unethical behavior,’ says Robert Frause, chair of PRSA’s Board of Ethics
& Professional Standards. ’We want to write a clearer code that can be
enforced and that sets a benchmark for the industry.’ But it seems
unlikely that a new code will be able to unequivocally define truth and
lies, right and wrong.
’Our integrity depends on whether we believe what we say. In PR we have
problems if we represent a client without challenging ourselves, without
asking questions,’ adds Finn. Unlike the fields of law or medicine,
which have a codified framework for determining right and wrong, PR pros
have to make their own judgement calls in dicey gray areas.
And even if the wrong call is made, ethical transgressions carry no
Without strict definitions, enforcing an ethical code is nearly
Only a few cases of unethical behavior have been investigated by the
PRSA. Members who are expelled face no consequences in the business
world and can continue practicing.
Moreover, calls for outside regulation of the entire industry by the
state have met significant resistance. ’It would be a nightmare for the
state to try to license the PR profession. We would have to redefine
PR,’ says Frause. Others agree that the PR industry is so fragmented it
would be difficult to establish ethical standards that applied to all
areas of practice.
Many pros feel self-regulation is working well. ’You can only step over
the line so far before clients, the media and the public will know it,’
says Hal Dash, president of Cerrell Associates.
Turning down a client for ethical reasons is not unheard of. Several
years ago, Ketchum declined to represent the National Rifle Association,
and, as with many ethical questions, the issue was not black and
The Constitutional right to bare arms was pitted against concerns over
gun violence, and management made the final decision to decline the
More recently, Porter Novelli ditched a dollars 3 million account with a
gun industry trade group, citing fallout after the Columbine school
shootings (PRWeek, May 24, 1999).
Practitioners are likely to be left on their own to work out such gray
areas. ’There’s really no way of enforcing an ethical code,’ says Donald
Wright, professor of communications at the University of South

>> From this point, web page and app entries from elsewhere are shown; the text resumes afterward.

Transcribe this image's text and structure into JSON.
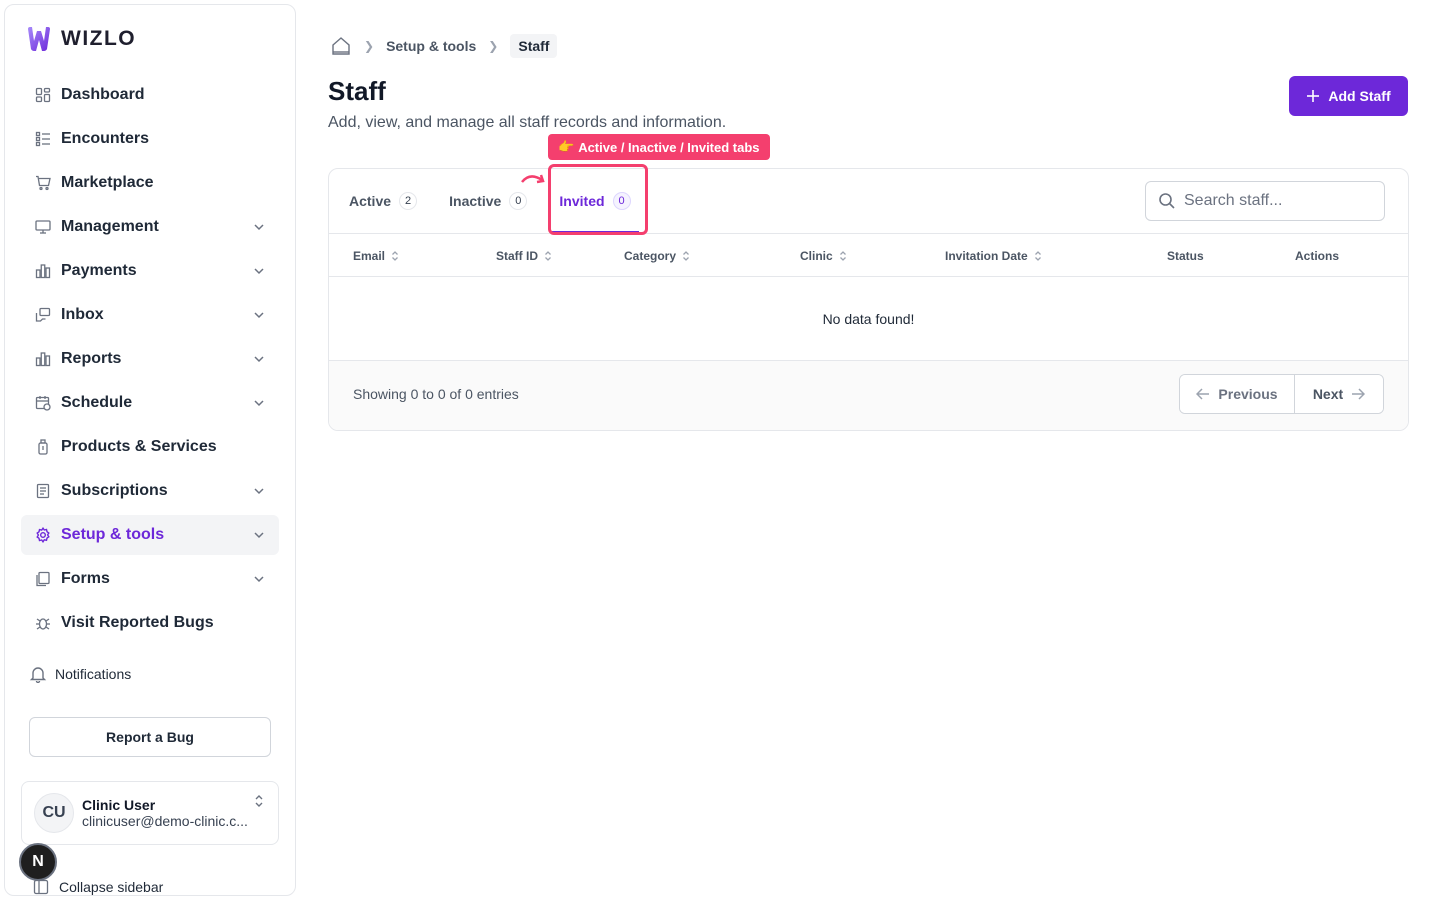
{
  "brand": {
    "name": "WIZLO",
    "accent": "#6d28d9",
    "highlight": "#f43f6e"
  },
  "sidebar": {
    "items": [
      {
        "label": "Dashboard",
        "icon": "dashboard-icon",
        "chevron": false
      },
      {
        "label": "Encounters",
        "icon": "encounters-icon",
        "chevron": false
      },
      {
        "label": "Marketplace",
        "icon": "cart-icon",
        "chevron": false
      },
      {
        "label": "Management",
        "icon": "monitor-icon",
        "chevron": true
      },
      {
        "label": "Payments",
        "icon": "bar-chart-icon",
        "chevron": true
      },
      {
        "label": "Inbox",
        "icon": "inbox-icon",
        "chevron": true
      },
      {
        "label": "Reports",
        "icon": "reports-icon",
        "chevron": true
      },
      {
        "label": "Schedule",
        "icon": "calendar-icon",
        "chevron": true
      },
      {
        "label": "Products & Services",
        "icon": "bottle-icon",
        "chevron": false
      },
      {
        "label": "Subscriptions",
        "icon": "receipt-icon",
        "chevron": true
      },
      {
        "label": "Setup & tools",
        "icon": "gear-icon",
        "chevron": true,
        "active": true
      },
      {
        "label": "Forms",
        "icon": "forms-icon",
        "chevron": true
      },
      {
        "label": "Visit Reported Bugs",
        "icon": "bug-icon",
        "chevron": false
      }
    ],
    "notifications_label": "Notifications",
    "report_bug_label": "Report a Bug",
    "user": {
      "initials": "CU",
      "name": "Clinic User",
      "email": "clinicuser@demo-clinic.c..."
    },
    "n_badge": "N",
    "collapse_label": "Collapse sidebar"
  },
  "breadcrumb": {
    "parent": "Setup & tools",
    "current": "Staff"
  },
  "page": {
    "title": "Staff",
    "subtitle": "Add, view, and manage all staff records and information.",
    "add_button": "Add Staff"
  },
  "hint": {
    "emoji": "👉",
    "text": "Active / Inactive / Invited tabs"
  },
  "tabs": [
    {
      "label": "Active",
      "count": "2"
    },
    {
      "label": "Inactive",
      "count": "0"
    },
    {
      "label": "Invited",
      "count": "0",
      "active": true
    }
  ],
  "search": {
    "placeholder": "Search staff...",
    "value": ""
  },
  "table": {
    "columns": [
      {
        "label": "Email",
        "sortable": true
      },
      {
        "label": "Staff ID",
        "sortable": true
      },
      {
        "label": "Category",
        "sortable": true
      },
      {
        "label": "Clinic",
        "sortable": true
      },
      {
        "label": "Invitation Date",
        "sortable": true
      },
      {
        "label": "Status",
        "sortable": false
      },
      {
        "label": "Actions",
        "sortable": false
      }
    ],
    "empty_message": "No data found!"
  },
  "pagination": {
    "summary": "Showing 0 to 0 of 0 entries",
    "previous": "Previous",
    "next": "Next"
  }
}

’Ethics is more of a personal issue than a professional one. There are
few financial rewards for acting ethically in a capitalistic
However, Wright adds that he has seen an increased interest in ethical
issues within the industry. PR is experiencing a boom time, making it
easier for agencies to decline clients over ethical concerns. Still,
practitioners have few resources to turn to and most rely on their
employers for guidance.
Concerns exist particularly for those new to the industry. ’Pitching
false information is a big hole that must be stressed. New pros will
sometimes do anything to get a client into USA Today, without realizing
the consequences,’ says Jeff Ross, PR manager at Technology & Business
Integrators. While ethics courses are required for a PR degree, most of
them focus on journalistic ethics.
There may be as many different approaches to ethics as there are PR
At Cerrell, Dash says he distributes articles and materials on ethics
but relies on mentoring to promote ethical behavior. At Ketchum, ethics
is considered an everyday issue. All employees must read and sign a code
of ethics very similar to the PRSA code. Urgent ethical issues are
discussed in weekly management meetings, and ethics information is
available on the agency’s Intranet. ’In a larger organization, managers
cannot watch employee behavior all the time. We need to give people the
tools to make the right decisions everyday,’ says president Ray
Searching for guidance
Ruder Finn has taken a more direct approach. An ethics committee meets
every six weeks to discuss issues with an outside guide such as a
professor of ethics, priest or a rabbi. ’The idea is that when we are
faced with a problem, we should go to someone with no interest in the
company to help us think more objectively,’ says Emmanuel Tchividjian,
coordinator for the ethics committee.
Until practitioners have a unified forum for debate on ethical issues,
further clarification seems unlikely. Even the wisest PR sages cannot
expect to define the truth. But more open discussion, along with a
stronger code, could help PR pros make more informed decisions.
Tell us what you think. Answer our ethics poll at